— Exercise —
Show all lines containing "screenshot" from the data below.

— Data records —
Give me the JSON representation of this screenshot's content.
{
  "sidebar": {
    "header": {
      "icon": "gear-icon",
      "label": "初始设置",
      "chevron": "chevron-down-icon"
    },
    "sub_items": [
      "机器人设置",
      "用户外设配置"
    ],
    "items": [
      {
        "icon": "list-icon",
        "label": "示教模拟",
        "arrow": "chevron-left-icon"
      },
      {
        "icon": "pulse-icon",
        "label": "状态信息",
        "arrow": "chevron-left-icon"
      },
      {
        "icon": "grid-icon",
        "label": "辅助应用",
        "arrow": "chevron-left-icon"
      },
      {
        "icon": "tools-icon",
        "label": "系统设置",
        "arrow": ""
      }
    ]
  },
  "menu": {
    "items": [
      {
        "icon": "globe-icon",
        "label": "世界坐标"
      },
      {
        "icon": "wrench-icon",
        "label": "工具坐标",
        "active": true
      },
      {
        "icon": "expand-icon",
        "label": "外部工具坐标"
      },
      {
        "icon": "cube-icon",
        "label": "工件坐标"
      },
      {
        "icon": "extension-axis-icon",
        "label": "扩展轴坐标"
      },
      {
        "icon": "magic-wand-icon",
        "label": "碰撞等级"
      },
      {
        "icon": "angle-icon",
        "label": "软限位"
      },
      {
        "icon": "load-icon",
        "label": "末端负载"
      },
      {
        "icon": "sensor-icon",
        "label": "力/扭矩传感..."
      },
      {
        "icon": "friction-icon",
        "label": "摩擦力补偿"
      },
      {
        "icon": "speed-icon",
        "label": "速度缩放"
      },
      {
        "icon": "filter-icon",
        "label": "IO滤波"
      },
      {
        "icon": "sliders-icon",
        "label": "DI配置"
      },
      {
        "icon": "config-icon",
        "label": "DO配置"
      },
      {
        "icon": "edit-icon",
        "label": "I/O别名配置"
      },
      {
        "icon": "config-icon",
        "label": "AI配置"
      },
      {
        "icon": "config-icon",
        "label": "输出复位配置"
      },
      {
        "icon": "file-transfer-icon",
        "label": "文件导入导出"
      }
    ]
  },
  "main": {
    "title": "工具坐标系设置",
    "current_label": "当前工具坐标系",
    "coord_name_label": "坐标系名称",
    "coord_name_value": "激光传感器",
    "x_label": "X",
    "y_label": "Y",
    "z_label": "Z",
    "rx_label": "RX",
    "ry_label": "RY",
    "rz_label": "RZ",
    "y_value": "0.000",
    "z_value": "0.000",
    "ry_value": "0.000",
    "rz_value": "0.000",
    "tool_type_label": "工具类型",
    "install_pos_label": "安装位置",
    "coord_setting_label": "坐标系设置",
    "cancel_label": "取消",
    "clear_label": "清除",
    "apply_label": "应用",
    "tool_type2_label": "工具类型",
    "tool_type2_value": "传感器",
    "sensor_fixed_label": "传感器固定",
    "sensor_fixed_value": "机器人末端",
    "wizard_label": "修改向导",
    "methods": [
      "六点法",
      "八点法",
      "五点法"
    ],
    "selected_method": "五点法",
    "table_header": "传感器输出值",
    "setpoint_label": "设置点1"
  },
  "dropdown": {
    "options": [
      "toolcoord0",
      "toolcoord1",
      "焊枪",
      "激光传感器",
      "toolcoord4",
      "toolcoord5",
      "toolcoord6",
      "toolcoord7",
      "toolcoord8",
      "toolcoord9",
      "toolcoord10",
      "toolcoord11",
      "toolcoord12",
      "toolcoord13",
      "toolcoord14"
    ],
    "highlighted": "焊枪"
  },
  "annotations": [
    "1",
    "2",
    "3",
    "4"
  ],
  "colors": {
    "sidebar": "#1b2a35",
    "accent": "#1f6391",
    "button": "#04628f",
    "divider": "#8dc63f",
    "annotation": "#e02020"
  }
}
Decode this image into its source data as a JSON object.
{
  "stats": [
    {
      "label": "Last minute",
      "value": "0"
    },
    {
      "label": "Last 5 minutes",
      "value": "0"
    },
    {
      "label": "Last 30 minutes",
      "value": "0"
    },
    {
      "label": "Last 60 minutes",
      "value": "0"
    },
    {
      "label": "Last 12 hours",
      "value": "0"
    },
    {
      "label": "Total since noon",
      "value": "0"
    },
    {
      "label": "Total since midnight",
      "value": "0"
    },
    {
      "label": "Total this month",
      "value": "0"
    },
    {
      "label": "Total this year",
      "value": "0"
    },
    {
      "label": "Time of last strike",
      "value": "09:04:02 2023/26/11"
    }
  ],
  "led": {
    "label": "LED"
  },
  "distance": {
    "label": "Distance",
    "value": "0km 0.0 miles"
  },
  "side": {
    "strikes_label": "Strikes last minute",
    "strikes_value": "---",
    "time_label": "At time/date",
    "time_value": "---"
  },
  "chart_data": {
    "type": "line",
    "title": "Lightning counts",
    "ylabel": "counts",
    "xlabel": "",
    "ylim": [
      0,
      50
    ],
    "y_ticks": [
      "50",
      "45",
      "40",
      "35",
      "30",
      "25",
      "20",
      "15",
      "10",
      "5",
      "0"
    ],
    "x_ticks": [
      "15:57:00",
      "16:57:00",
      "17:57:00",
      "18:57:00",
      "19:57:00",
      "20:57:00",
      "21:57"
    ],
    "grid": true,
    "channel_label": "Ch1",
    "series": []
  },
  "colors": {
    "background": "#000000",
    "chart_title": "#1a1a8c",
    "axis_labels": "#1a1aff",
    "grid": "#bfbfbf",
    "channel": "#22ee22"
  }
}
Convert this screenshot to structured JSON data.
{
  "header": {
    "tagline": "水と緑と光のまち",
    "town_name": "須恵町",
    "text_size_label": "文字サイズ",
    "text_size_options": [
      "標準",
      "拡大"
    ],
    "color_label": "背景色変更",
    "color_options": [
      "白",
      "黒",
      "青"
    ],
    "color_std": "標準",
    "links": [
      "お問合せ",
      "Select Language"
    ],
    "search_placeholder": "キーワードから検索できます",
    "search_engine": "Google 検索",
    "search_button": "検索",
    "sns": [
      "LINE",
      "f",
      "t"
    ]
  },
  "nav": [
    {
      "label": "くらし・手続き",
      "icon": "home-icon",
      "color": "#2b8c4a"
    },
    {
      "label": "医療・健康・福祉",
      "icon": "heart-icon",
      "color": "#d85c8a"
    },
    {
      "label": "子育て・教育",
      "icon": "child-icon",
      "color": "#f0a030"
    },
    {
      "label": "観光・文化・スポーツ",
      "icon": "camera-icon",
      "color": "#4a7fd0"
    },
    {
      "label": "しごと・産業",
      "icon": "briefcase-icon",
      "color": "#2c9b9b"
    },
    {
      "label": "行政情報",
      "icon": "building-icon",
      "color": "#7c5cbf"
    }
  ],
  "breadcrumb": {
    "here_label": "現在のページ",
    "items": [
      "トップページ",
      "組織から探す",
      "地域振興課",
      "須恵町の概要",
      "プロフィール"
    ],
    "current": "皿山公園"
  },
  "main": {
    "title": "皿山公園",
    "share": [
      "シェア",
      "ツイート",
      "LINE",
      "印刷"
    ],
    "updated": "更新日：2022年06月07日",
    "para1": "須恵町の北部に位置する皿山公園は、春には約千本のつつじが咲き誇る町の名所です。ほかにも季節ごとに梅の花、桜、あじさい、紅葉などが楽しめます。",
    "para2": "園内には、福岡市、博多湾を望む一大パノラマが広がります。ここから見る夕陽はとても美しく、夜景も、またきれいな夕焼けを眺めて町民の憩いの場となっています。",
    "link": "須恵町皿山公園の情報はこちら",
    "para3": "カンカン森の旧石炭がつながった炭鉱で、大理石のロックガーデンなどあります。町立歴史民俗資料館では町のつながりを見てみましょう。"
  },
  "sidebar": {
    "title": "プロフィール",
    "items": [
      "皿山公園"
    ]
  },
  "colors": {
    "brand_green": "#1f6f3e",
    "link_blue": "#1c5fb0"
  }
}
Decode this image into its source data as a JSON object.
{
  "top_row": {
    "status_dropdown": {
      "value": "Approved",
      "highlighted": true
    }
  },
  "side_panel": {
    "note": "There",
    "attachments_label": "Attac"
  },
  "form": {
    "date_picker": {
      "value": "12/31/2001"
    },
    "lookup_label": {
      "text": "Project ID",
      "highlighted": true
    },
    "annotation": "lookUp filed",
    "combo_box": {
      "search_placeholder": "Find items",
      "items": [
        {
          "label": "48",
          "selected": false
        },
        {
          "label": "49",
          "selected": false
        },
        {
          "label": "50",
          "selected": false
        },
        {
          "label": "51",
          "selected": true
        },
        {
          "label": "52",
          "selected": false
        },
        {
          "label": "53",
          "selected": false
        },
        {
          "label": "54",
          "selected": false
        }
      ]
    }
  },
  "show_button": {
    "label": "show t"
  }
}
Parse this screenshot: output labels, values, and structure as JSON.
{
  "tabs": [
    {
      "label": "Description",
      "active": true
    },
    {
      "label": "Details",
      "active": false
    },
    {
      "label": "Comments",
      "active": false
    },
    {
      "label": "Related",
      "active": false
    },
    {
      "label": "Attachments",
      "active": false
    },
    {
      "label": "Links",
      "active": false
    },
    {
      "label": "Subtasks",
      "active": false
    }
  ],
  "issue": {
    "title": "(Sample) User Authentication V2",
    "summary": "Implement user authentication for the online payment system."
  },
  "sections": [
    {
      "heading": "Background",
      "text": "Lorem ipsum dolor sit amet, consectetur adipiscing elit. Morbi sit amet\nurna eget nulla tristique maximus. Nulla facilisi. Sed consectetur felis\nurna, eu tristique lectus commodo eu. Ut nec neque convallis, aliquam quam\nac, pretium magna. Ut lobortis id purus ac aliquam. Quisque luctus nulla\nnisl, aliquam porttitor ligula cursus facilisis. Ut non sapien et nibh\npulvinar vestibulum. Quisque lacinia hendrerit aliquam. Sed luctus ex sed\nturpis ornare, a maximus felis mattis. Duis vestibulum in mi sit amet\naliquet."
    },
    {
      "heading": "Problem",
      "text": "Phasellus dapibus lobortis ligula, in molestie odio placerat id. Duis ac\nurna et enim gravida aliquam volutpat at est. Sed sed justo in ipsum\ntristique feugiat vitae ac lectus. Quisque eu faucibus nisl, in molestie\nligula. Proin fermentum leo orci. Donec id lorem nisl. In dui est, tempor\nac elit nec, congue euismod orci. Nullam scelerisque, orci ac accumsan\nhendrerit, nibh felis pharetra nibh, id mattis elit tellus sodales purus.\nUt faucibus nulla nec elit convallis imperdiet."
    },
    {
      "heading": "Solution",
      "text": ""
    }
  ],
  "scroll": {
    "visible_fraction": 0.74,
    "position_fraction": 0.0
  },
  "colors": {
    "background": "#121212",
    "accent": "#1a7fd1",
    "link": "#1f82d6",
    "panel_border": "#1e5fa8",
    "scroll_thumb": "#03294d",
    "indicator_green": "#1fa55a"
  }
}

— Answer space —
Give me the JSON representation of this screenshot's content.
Convert this screenshot to structured JSON data.
Parse this screenshot: output labels, values, and structure as JSON.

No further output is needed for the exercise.